Ffion Mair Jones is a member of the ‘Curious Travellers: Thomas Pennant and Tours in Wales and Scotland (1760–1820)’ project, where she is involved in locating and transcribing Pennant's extensive and remarkable correspondence. She has a particular interest in Pennant's Welsh correspondence and in his correspondence with the print-collector Richard Bull. Bull and Pennant's letters discuss their mutual efforts at extra-illustrating several of Pennant's publications with prints and watercolours made by the latter's resident artist Moses Griffith. The fruit of this research will appear on the project's website, curioustravellers.ac.uk.
Ffion has also worked on the ‘Iolo Morganwg and the Romantic Tradition in Wales, 1740–1918’, where she co-edited the three-volume Correspondence of Iolo Morganwg, and wrote a monograph on Iolo's marginal notes in books and on his correspondence, ‘The Bard is a Very Singular Character’: Iolo Morganwg, Marginalia and Print Culture.
More recently, she worked on the ‘Wales and the French Revolution’ project, publishing a volume of ballads produced between the early years of the Revolution and the end of the Napoleonic wars, Welsh Ballads of the French Revolution 1793-1815, several articles on Welsh ballads and an edition of an interlude by Huw Jones, Glan Conwy, recounting the history of the Revolution from a Welsh perspective.
Her interests span Welsh correspondence of the eighteenth century and the popular genres of the ballad and interlude in Wales.
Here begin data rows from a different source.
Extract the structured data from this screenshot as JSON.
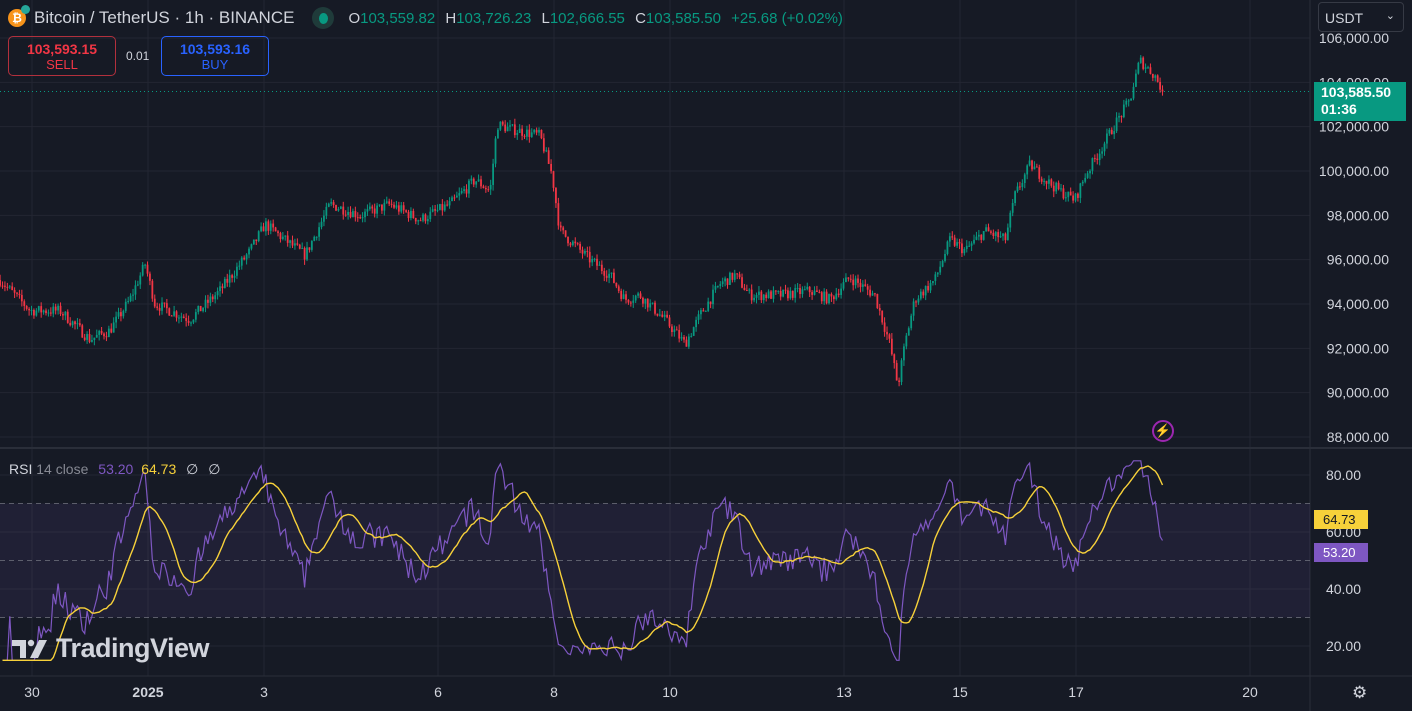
{
  "header": {
    "symbol_title": "Bitcoin / TetherUS · 1h · BINANCE",
    "coin_glyph": "₿",
    "ohlc": {
      "o_label": "O",
      "o": "103,559.82",
      "h_label": "H",
      "h": "103,726.23",
      "l_label": "L",
      "l": "102,666.55",
      "c_label": "C",
      "c": "103,585.50",
      "change": "+25.68 (+0.02%)"
    }
  },
  "trade": {
    "sell_price": "103,593.15",
    "sell_label": "SELL",
    "spread": "0.01",
    "buy_price": "103,593.16",
    "buy_label": "BUY"
  },
  "currency_select": {
    "value": "USDT"
  },
  "last_price": {
    "price": "103,585.50",
    "countdown": "01:36"
  },
  "rsi_legend": {
    "name": "RSI",
    "params": "14 close",
    "rsi_value": "53.20",
    "ma_value": "64.73",
    "extra1": "∅",
    "extra2": "∅"
  },
  "brand": {
    "name": "TradingView"
  },
  "colors": {
    "up": "#089981",
    "down": "#f23645",
    "rsi": "#7e57c2",
    "rsi_ma": "#f7d13a",
    "background": "#161a25"
  },
  "chart_data": [
    {
      "type": "candlestick",
      "title": "Bitcoin / TetherUS · 1h · BINANCE",
      "x_unit": "days since 2025-01-01 00:00",
      "ylim": [
        88000,
        106000
      ],
      "y_ticks": [
        "88,000.00",
        "90,000.00",
        "92,000.00",
        "94,000.00",
        "96,000.00",
        "98,000.00",
        "100,000.00",
        "102,000.00",
        "104,000.00",
        "106,000.00"
      ],
      "x_ticks": [
        {
          "t": -2,
          "label": "30"
        },
        {
          "t": 0,
          "label": "2025"
        },
        {
          "t": 2,
          "label": "3"
        },
        {
          "t": 5,
          "label": "6"
        },
        {
          "t": 7,
          "label": "8"
        },
        {
          "t": 9,
          "label": "10"
        },
        {
          "t": 12,
          "label": "13"
        },
        {
          "t": 14,
          "label": "15"
        },
        {
          "t": 16,
          "label": "17"
        },
        {
          "t": 19,
          "label": "20"
        }
      ],
      "close_path": [
        [
          -2.55,
          95080
        ],
        [
          -2.03,
          93700
        ],
        [
          -1.52,
          93700
        ],
        [
          -1.0,
          92400
        ],
        [
          -0.66,
          92800
        ],
        [
          -0.31,
          94200
        ],
        [
          -0.05,
          95800
        ],
        [
          0.12,
          94000
        ],
        [
          0.72,
          93300
        ],
        [
          1.24,
          94600
        ],
        [
          1.76,
          96400
        ],
        [
          2.02,
          97600
        ],
        [
          2.36,
          96900
        ],
        [
          2.71,
          96200
        ],
        [
          3.14,
          98500
        ],
        [
          3.66,
          98000
        ],
        [
          4.17,
          98500
        ],
        [
          4.69,
          97800
        ],
        [
          5.21,
          98500
        ],
        [
          5.64,
          99600
        ],
        [
          5.9,
          99100
        ],
        [
          6.02,
          102100
        ],
        [
          6.24,
          101900
        ],
        [
          6.76,
          101600
        ],
        [
          6.97,
          99800
        ],
        [
          7.1,
          97300
        ],
        [
          7.62,
          96000
        ],
        [
          7.97,
          95300
        ],
        [
          8.22,
          94200
        ],
        [
          8.48,
          94400
        ],
        [
          8.91,
          93300
        ],
        [
          9.26,
          92200
        ],
        [
          9.52,
          93500
        ],
        [
          9.86,
          94900
        ],
        [
          10.12,
          95300
        ],
        [
          10.38,
          94400
        ],
        [
          10.9,
          94400
        ],
        [
          11.41,
          94600
        ],
        [
          11.76,
          94200
        ],
        [
          12.1,
          95200
        ],
        [
          12.53,
          94400
        ],
        [
          12.79,
          92200
        ],
        [
          12.93,
          90300
        ],
        [
          13.05,
          92200
        ],
        [
          13.22,
          94200
        ],
        [
          13.57,
          95100
        ],
        [
          13.83,
          96900
        ],
        [
          14.09,
          96400
        ],
        [
          14.43,
          97300
        ],
        [
          14.78,
          96900
        ],
        [
          14.95,
          98900
        ],
        [
          15.21,
          100300
        ],
        [
          15.47,
          99600
        ],
        [
          15.72,
          99100
        ],
        [
          15.98,
          98700
        ],
        [
          16.16,
          99800
        ],
        [
          16.41,
          100900
        ],
        [
          16.67,
          102100
        ],
        [
          16.93,
          103200
        ],
        [
          17.1,
          105000
        ],
        [
          17.36,
          104300
        ],
        [
          17.5,
          103585.5
        ]
      ],
      "last_close": 103585.5
    },
    {
      "type": "line",
      "title": "RSI 14 close",
      "ylim": [
        15,
        85
      ],
      "y_ticks": [
        "20.00",
        "40.00",
        "60.00",
        "80.00"
      ],
      "bands": {
        "upper": 70,
        "middle": 50,
        "lower": 30
      },
      "series": [
        {
          "name": "RSI",
          "last": 53.2
        },
        {
          "name": "RSI-based MA",
          "last": 64.73
        }
      ]
    }
  ]
}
In the context of the latter two genres, her focus has been on historical material relating to the British Civil Wars of the seventeenth century and the American and French Revolutions, and on chronicle renditions of stories such as that of King Lear. Alongside this, she has an interest in questions of literacy in the eighteenth century as evidenced in Welsh ballads.
A SELECTION OF PUBLICATIONS
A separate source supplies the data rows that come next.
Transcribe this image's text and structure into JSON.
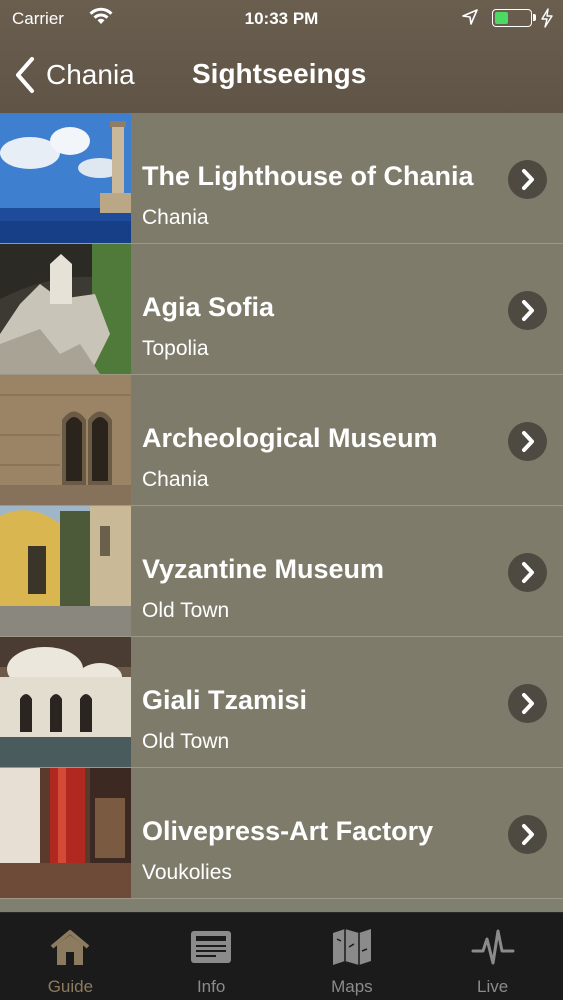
{
  "status_bar": {
    "carrier": "Carrier",
    "time": "10:33 PM",
    "battery_level": 0.4
  },
  "nav": {
    "back_label": "Chania",
    "title": "Sightseeings"
  },
  "items": [
    {
      "name": "The Lighthouse of Chania",
      "location": "Chania"
    },
    {
      "name": "Agia Sofia",
      "location": "Topolia"
    },
    {
      "name": "Archeological Museum",
      "location": "Chania"
    },
    {
      "name": "Vyzantine Museum",
      "location": "Old Town"
    },
    {
      "name": "Giali Tzamisi",
      "location": "Old Town"
    },
    {
      "name": "Olivepress-Art Factory",
      "location": "Voukolies"
    }
  ],
  "tabs": [
    {
      "label": "Guide",
      "icon": "home-icon",
      "active": true
    },
    {
      "label": "Info",
      "icon": "newspaper-icon",
      "active": false
    },
    {
      "label": "Maps",
      "icon": "map-icon",
      "active": false
    },
    {
      "label": "Live",
      "icon": "pulse-icon",
      "active": false
    }
  ],
  "colors": {
    "header": "#655a4b",
    "row": "#7f7b6b",
    "tab_active": "#8c7b5e",
    "tab_inactive": "#8b8b8b"
  }
}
Y Brenin Llŷr a Baledi’r Rhyfelwraig (Bangor, 2016)
'Iolo Morganwg a Llythyr y 'Colegwyr', Llên Cymru, 37 (2015), 35–44
Y Chwyldro Ffrengig a’r Anterliwt: Hanes Bywyd a Marwolaeth Brenin a Brenhines Ffrainc gan Huw Jones, Glanconwy (Caerdydd, 2014)
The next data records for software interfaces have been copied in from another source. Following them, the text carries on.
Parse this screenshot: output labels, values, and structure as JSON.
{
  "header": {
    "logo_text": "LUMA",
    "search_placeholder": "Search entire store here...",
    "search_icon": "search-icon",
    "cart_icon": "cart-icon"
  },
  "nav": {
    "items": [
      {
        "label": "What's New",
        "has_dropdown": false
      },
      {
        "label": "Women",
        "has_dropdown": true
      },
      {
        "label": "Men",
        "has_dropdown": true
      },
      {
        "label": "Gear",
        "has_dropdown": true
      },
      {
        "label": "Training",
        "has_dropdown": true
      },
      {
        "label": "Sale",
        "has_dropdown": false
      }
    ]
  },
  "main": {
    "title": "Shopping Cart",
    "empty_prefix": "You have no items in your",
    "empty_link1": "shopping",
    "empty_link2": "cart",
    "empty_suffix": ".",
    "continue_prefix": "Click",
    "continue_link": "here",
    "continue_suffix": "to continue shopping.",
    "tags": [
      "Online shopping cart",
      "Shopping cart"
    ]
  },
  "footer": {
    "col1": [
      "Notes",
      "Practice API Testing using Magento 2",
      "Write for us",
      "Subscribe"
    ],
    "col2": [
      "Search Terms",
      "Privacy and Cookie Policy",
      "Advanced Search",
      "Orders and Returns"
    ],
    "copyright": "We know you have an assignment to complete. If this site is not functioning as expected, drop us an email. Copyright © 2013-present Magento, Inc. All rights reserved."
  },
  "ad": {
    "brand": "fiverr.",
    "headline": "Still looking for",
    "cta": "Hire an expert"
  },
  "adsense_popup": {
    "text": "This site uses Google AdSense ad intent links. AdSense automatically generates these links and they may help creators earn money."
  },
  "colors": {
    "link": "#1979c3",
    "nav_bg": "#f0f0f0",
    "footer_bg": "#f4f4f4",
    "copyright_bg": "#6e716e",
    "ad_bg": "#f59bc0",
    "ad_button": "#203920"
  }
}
‘Y faled ym Meirionnydd yn y ddeunawfed ganrif’, Journal of the Merioneth Historical and Record Society, XVIII, part I (2014), 26–49
‘Welsh Balladry and Literacy’, in David Atkinson and Steve Roud (eds.), Street Ballads in Nineteenth-Century Britain, Ireland, and North America: The Interface between Print and Oral Traditions (Farnham, 2014), pp. 105–26
‘“Brave Republicans”: representing the Revolution in a Welsh interlude’, in Mary-Ann Constantine and Dafydd Johnston (eds.), ‘Footsteps of Liberty and Revolt’: Essays on Wales and the French Revolution (Cardiff, 2013), pp. 191–211
‘“English Men Went Head to Head with their own Brethren”: The Welsh Ballad-Singers and the War of American Independence’, in John Kirk, Michael Brown and Andrew Noble (eds.), Cultures of Radicalism in Britain and Ireland: Number 3 (London, 2013), pp. 25–47
‘“The silly expressions of French revolution…”: the experience of the Dissenting community in south-west Wales, 1797’, in David Andress (ed.), Experiencing the French Revolution (Oxford, 2013), pp. 245–62
‘“To know him is to esteem him”: Ifor Ceri (1776–1829)’, Montgomeryshire Collections, 99 (2011), 53–82.
‘“A'r Ffeiffs a'r Drums yn Roario”: Y Baledwyr Cymraeg, Y Milisia a’r Gwirfoddolwyr’, Canu Gwerin, 34 (2011), 18–42
‘Huw Morys and the Civil Wars’, Studia Celtica, XLIV (2010), 165–99
‘The Bard is a Very Singular Character’: Iolo Morganwg, Marginalia and Print Culture (Cardiff, 2010)
editor, Huw Morys, Y Rhyfel Cartrefol (Bangor, 2008)
‘[M]ae r Stori yn wir iw gweled / yn nghronicle y Brutanied’: Dramateiddiadau Cymraeg o’r ffug-hanes Brytanaidd (Aberystwyth, 2008)
Geraint H. Jenkins, Ffion Mair Jones and David Ceri Jones (eds.), The Correspondence of Iolo Morganwg (3 vols., Cardiff, 2007)